From surface science to catalysis: lab-scale vacuum deposited catalyst production

Griffin, Ross ORCID: 0000-0002-9785-9713 (2020). From surface science to catalysis: lab-scale vacuum deposited catalyst production. University of Birmingham. Ph.D.

Text - Accepted Version
Available under License All rights reserved.

Download (5MB) | Preview


This thesis outlines the adaptation of surface techniques to nanoparticle catalyst production. The work covers the scale up of the Matrix Assembly Cluster Source (MACS), the design and development of new apparatus, dubbed the Clean Catalyst Source (CCS) and the effectiveness of catalysts produced by these systems. All samples are characterised using atomic resolution Scanning Transmission Electron Microscopy (STEM). Produced catalysts are compared to those produced by Incipient Wetness Impregnation (IWI) as a model chemical synthesis method where appropriate to highlight the differences between in-vacuum and conventional solvent based production methods.

MACS produced Gold and palladium clusters are deposited onto alumina and silica powders using the MACS producing ∼1g of catalyst. Produced samples are tested for their activity in the oxidation of carbon monoxide, the reduction of 4-nitrophenol to 4-aminophenol in the presence of sodium borohydride, and the selective hydrogenation of 1-pentyne to 1-pentene as desired. All samples demonstrate activity for these reactions with the exception of gold for hydrogenation. MACS samples demonstrate similar activities to impregnated analogues at far lower loadings with cluster beam samples demonstrating high (95%) selectivity to the production of 1-pentene. Samples deposited using the MACS without matrix formation i.e; atomic rather than cluster deposition demonstrate similar structures and indistinguishable catalytic behaviour.
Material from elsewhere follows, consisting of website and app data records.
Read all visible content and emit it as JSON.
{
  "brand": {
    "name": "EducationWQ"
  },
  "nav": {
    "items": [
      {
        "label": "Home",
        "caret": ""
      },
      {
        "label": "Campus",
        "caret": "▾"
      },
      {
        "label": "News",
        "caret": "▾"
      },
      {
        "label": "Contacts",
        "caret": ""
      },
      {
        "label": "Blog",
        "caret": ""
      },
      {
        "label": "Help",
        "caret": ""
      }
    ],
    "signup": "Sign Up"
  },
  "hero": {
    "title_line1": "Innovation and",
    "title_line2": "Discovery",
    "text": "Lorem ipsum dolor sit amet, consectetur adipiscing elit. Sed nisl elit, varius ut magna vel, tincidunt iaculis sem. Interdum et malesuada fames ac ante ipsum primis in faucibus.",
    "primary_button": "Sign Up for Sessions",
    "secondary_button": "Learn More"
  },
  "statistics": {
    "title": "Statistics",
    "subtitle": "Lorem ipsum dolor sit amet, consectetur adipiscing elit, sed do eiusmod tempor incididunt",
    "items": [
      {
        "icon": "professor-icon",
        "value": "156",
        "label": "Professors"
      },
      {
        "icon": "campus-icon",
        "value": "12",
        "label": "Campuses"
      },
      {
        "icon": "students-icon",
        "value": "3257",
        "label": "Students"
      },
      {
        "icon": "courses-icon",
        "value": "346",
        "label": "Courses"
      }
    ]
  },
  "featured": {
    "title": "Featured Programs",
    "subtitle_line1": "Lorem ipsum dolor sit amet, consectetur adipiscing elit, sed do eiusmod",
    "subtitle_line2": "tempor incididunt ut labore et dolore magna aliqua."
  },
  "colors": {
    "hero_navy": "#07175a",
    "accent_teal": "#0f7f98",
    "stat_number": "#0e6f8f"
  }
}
As a result of this similar behaviour, a new apparatus was developed and its design; based on direct sputtering of metals onto oxide powders is presented. The system uses a 10mA, 600V ion source to sputter a 150x150mm metal foil target onto a piezo fluidised bed of support particles. These are tipped between covered hoppers to ensure even coating over multiple depositions. 3g of support is coated in 5 minutes, producing ∼1.1±0.4nm metal clusters by surface agglomeration. Binary palladium copper particles are produced by sequential deposition and found to be alloyed with a metallic ratio standard deviation of 0.2. This value can be halved by co-sputtering of compound (as opposed to alloyed) targets, but is not pursued due to the decreased flexibility of such systems. Samples are tested for their activity in the oxidation of carbon monoxide and the selective hydrogenation of 1-pentyne. CCS samples demonstrate similar light off temperatures and selectivities for these reactions when compared with MACS samples indicating that the in vacuum or solvent free formation is dictating catalyst behaviour, as opposed to the cluster formation. Addition of copper to palladium samples results in a small decrease in selectivity contrary to expectations. Minor differences in catalytic behaviour were seen in ∼20% Cu binary particles across other test reactions.

Finally a molybdenum sublayer is used as a surface modifier to produce molybdenum nucleated, molybdenum surrounded and molybdenum supported palladium nanoparticles, using a 10m2g−1 alumina support. These samples were tested for their active surface area using carbon monoxide chemisorption and their retention of hydrogen through temperature programmed desorption. Samples are also tested for their activity in the oxidation of carbon monoxide and the selective hydrogenation of 1-pentyne. Samples demonstrate high (95%) selectivity to the formation of 1-pentene as seen previously. Molybdenum containing structures demonstrate a slight activity suppression and associated selectivity increase. Molybdenum surrounded and nucleated particles demonstrate an increased resistance to sintering with little effect on catalytic activity. This work demonstrates the use of a simple technique to quickly produce large (across 30m2) structures for lab scale catalytic testing.

Type of Work: Thesis (Doctorates > Ph.D.)
Award Type: Doctorates > Ph.D.
Licence: All rights reserved
College/Faculty: Colleges (2008 onwards) > College of Engineering & Physical Sciences
School or Department: School of Physics and Astronomy
Funders: Engineering and Physical Sciences Research Council
Subjects: Q Science > QC Physics
Q Science > QD Chemistry


Request a Correction Request a Correction
View Item View Item


Downloads per month over past year